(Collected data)
+ + +
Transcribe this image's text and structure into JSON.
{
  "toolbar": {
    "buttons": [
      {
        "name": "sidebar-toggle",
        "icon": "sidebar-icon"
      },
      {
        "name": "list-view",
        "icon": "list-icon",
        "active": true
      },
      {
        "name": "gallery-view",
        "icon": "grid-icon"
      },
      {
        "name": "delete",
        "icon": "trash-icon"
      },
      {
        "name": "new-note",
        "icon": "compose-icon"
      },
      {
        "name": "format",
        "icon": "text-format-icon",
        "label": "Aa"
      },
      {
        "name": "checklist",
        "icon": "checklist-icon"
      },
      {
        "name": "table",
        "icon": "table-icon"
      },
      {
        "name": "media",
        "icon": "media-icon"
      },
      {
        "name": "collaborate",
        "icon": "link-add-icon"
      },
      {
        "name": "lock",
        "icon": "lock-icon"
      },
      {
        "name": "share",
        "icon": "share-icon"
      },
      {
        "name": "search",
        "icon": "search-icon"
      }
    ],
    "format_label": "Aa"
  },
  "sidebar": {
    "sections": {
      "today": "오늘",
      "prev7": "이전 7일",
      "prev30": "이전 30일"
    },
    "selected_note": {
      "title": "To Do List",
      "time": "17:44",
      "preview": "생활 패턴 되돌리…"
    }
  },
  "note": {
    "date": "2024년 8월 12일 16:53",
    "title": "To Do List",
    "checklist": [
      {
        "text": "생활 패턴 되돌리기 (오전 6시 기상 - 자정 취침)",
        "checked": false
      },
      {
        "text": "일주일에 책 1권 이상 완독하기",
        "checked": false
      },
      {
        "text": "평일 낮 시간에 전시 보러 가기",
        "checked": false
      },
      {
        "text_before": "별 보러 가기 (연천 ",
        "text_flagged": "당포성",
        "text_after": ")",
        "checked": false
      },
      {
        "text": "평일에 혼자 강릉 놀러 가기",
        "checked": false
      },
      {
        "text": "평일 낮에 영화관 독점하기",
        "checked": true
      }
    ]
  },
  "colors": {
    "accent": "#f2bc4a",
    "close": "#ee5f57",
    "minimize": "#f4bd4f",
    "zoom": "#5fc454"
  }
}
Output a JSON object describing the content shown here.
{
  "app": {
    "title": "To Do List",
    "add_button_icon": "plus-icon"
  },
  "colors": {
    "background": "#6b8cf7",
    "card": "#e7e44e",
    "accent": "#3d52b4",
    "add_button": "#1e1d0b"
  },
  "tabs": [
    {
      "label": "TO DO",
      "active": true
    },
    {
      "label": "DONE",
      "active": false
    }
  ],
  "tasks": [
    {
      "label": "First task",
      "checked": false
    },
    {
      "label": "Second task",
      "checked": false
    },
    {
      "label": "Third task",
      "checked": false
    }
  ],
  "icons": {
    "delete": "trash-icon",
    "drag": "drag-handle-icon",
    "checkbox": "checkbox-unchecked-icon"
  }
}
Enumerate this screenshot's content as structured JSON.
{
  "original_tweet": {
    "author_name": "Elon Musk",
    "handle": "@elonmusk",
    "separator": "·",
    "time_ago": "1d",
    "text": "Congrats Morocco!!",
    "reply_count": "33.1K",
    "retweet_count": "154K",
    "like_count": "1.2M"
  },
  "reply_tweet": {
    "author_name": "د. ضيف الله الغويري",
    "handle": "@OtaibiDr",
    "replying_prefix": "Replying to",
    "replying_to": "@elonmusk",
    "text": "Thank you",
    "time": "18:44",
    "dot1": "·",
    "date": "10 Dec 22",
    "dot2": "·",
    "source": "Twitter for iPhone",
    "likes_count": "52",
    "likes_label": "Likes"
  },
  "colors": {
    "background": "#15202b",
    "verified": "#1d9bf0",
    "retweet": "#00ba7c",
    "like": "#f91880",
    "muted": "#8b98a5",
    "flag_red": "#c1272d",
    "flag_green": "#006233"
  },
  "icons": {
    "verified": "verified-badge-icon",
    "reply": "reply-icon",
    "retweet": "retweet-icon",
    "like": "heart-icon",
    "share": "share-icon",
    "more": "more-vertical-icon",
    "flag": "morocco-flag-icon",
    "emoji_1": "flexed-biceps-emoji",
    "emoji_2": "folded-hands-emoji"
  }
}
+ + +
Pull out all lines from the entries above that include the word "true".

(RESPONSE)
        "active": true
        "checked": true
      "active": true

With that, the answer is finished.